Keep the images out while you retype all of the data exactly.

[Start of section]

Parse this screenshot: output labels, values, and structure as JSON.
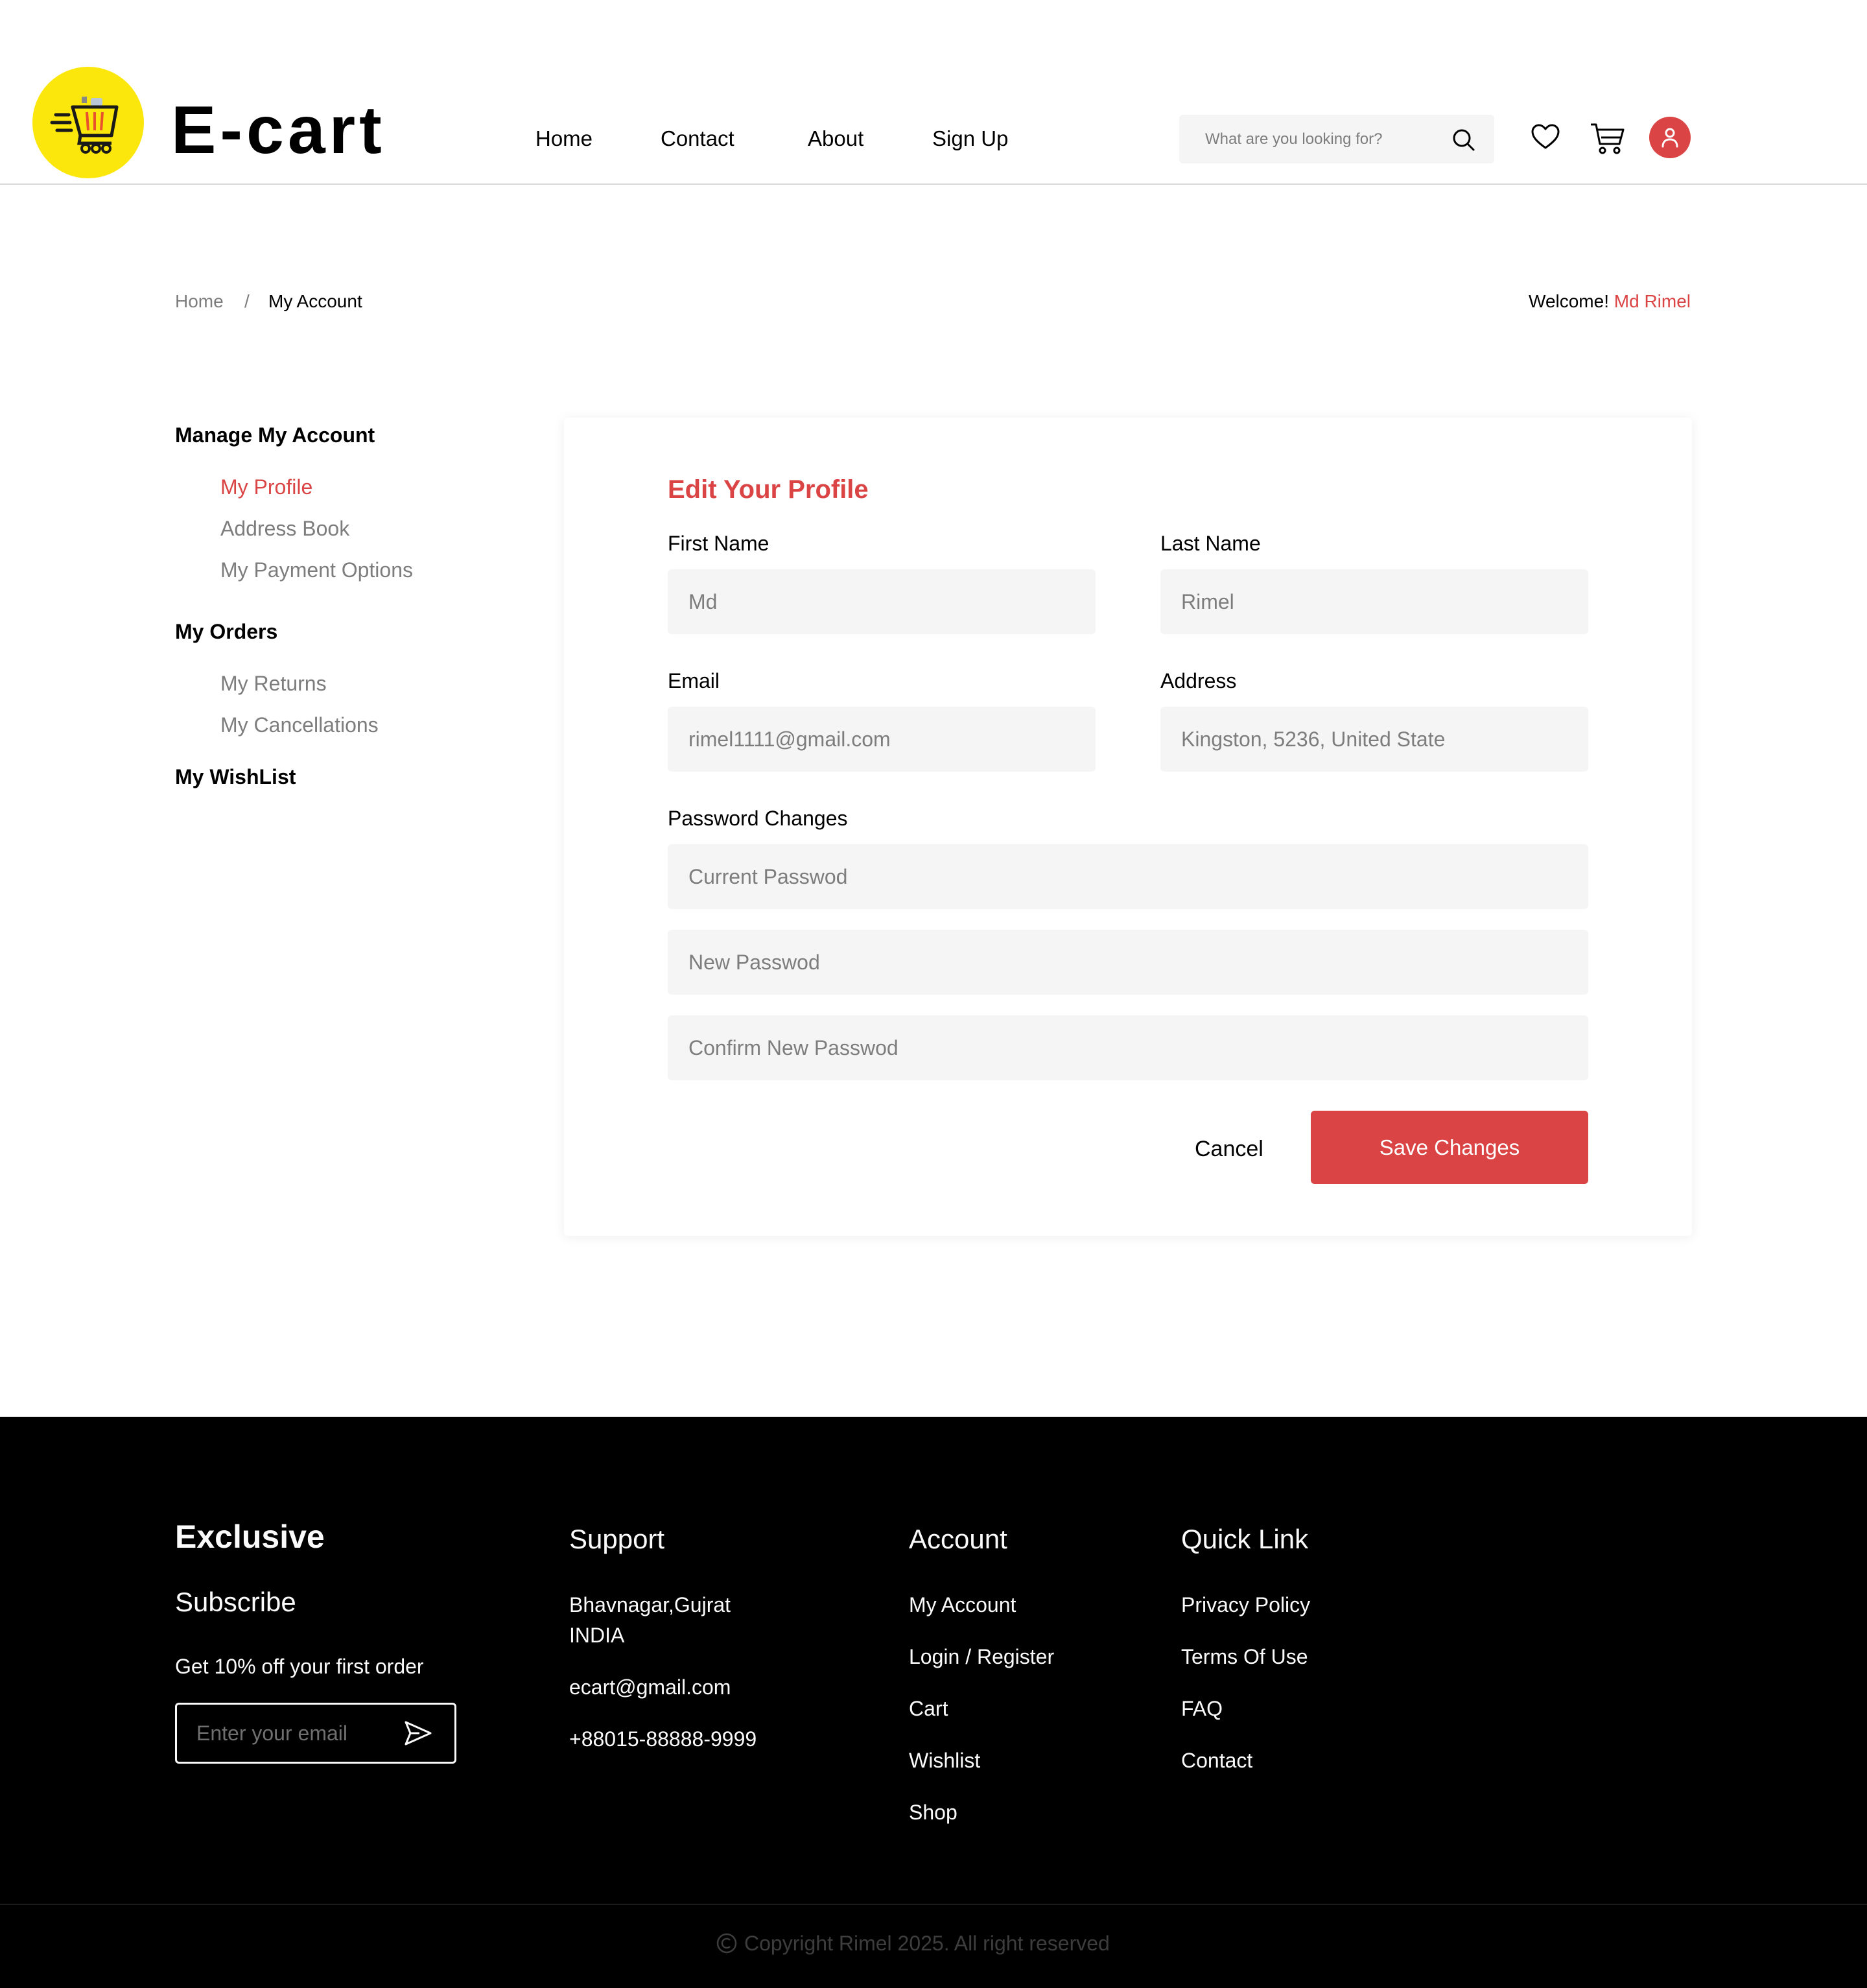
{
  "header": {
    "brand": "E-cart",
    "nav": [
      "Home",
      "Contact",
      "About",
      "Sign Up"
    ],
    "search_placeholder": "What are you looking for?",
    "icons": [
      "search-icon",
      "heart-icon",
      "cart-icon",
      "user-icon"
    ]
  },
  "breadcrumb": {
    "home": "Home",
    "separator": "/",
    "current": "My Account"
  },
  "welcome": {
    "label": "Welcome!",
    "name": "Md Rimel"
  },
  "sidebar": {
    "manage": "Manage My Account",
    "manage_items": [
      "My Profile",
      "Address Book",
      "My Payment Options"
    ],
    "orders": "My Orders",
    "order_items": [
      "My Returns",
      "My Cancellations"
    ],
    "wishlist": "My WishList"
  },
  "profile": {
    "title": "Edit Your Profile",
    "first_name_label": "First Name",
    "first_name_value": "Md",
    "last_name_label": "Last Name",
    "last_name_value": "Rimel",
    "email_label": "Email",
    "email_value": "rimel1111@gmail.com",
    "address_label": "Address",
    "address_value": "Kingston, 5236, United State",
    "password_label": "Password Changes",
    "current_password_placeholder": "Current Passwod",
    "new_password_placeholder": "New Passwod",
    "confirm_password_placeholder": "Confirm New Passwod",
    "cancel": "Cancel",
    "save": "Save Changes"
  },
  "footer": {
    "brand": "Exclusive",
    "subscribe_heading": "Subscribe",
    "subscribe_text": "Get 10% off your first order",
    "email_placeholder": "Enter your email",
    "support_heading": "Support",
    "support_address_1": "Bhavnagar,Gujrat",
    "support_address_2": "INDIA",
    "support_email": "ecart@gmail.com",
    "support_phone": "+88015-88888-9999",
    "account_heading": "Account",
    "account_links": [
      "My Account",
      "Login / Register",
      "Cart",
      "Wishlist",
      "Shop"
    ],
    "quick_heading": "Quick Link",
    "quick_links": [
      "Privacy Policy",
      "Terms Of Use",
      "FAQ",
      "Contact"
    ],
    "copyright": "Copyright Rimel 2025. All right reserved"
  },
  "colors": {
    "accent": "#db4444",
    "logo_yellow": "#fbe70b",
    "field_bg": "#f5f5f5",
    "muted_text": "#7d7d7d"
  }
}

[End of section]

**Result**:
Parse this screenshot: output labels, values, and structure as JSON.
{
  "header": {
    "brand": "E-cart",
    "nav": [
      "Home",
      "Contact",
      "About",
      "Sign Up"
    ],
    "search_placeholder": "What are you looking for?",
    "icons": [
      "search-icon",
      "heart-icon",
      "cart-icon",
      "user-icon"
    ]
  },
  "breadcrumb": {
    "home": "Home",
    "separator": "/",
    "current": "My Account"
  },
  "welcome": {
    "label": "Welcome!",
    "name": "Md Rimel"
  },
  "sidebar": {
    "manage": "Manage My Account",
    "manage_items": [
      "My Profile",
      "Address Book",
      "My Payment Options"
    ],
    "orders": "My Orders",
    "order_items": [
      "My Returns",
      "My Cancellations"
    ],
    "wishlist": "My WishList"
  },
  "profile": {
    "title": "Edit Your Profile",
    "first_name_label": "First Name",
    "first_name_value": "Md",
    "last_name_label": "Last Name",
    "last_name_value": "Rimel",
    "email_label": "Email",
    "email_value": "rimel1111@gmail.com",
    "address_label": "Address",
    "address_value": "Kingston, 5236, United State",
    "password_label": "Password Changes",
    "current_password_placeholder": "Current Passwod",
    "new_password_placeholder": "New Passwod",
    "confirm_password_placeholder": "Confirm New Passwod",
    "cancel": "Cancel",
    "save": "Save Changes"
  },
  "footer": {
    "brand": "Exclusive",
    "subscribe_heading": "Subscribe",
    "subscribe_text": "Get 10% off your first order",
    "email_placeholder": "Enter your email",
    "support_heading": "Support",
    "support_address_1": "Bhavnagar,Gujrat",
    "support_address_2": "INDIA",
    "support_email": "ecart@gmail.com",
    "support_phone": "+88015-88888-9999",
    "account_heading": "Account",
    "account_links": [
      "My Account",
      "Login / Register",
      "Cart",
      "Wishlist",
      "Shop"
    ],
    "quick_heading": "Quick Link",
    "quick_links": [
      "Privacy Policy",
      "Terms Of Use",
      "FAQ",
      "Contact"
    ],
    "copyright": "Copyright Rimel 2025. All right reserved"
  },
  "colors": {
    "accent": "#db4444",
    "logo_yellow": "#fbe70b",
    "field_bg": "#f5f5f5",
    "muted_text": "#7d7d7d"
  }
}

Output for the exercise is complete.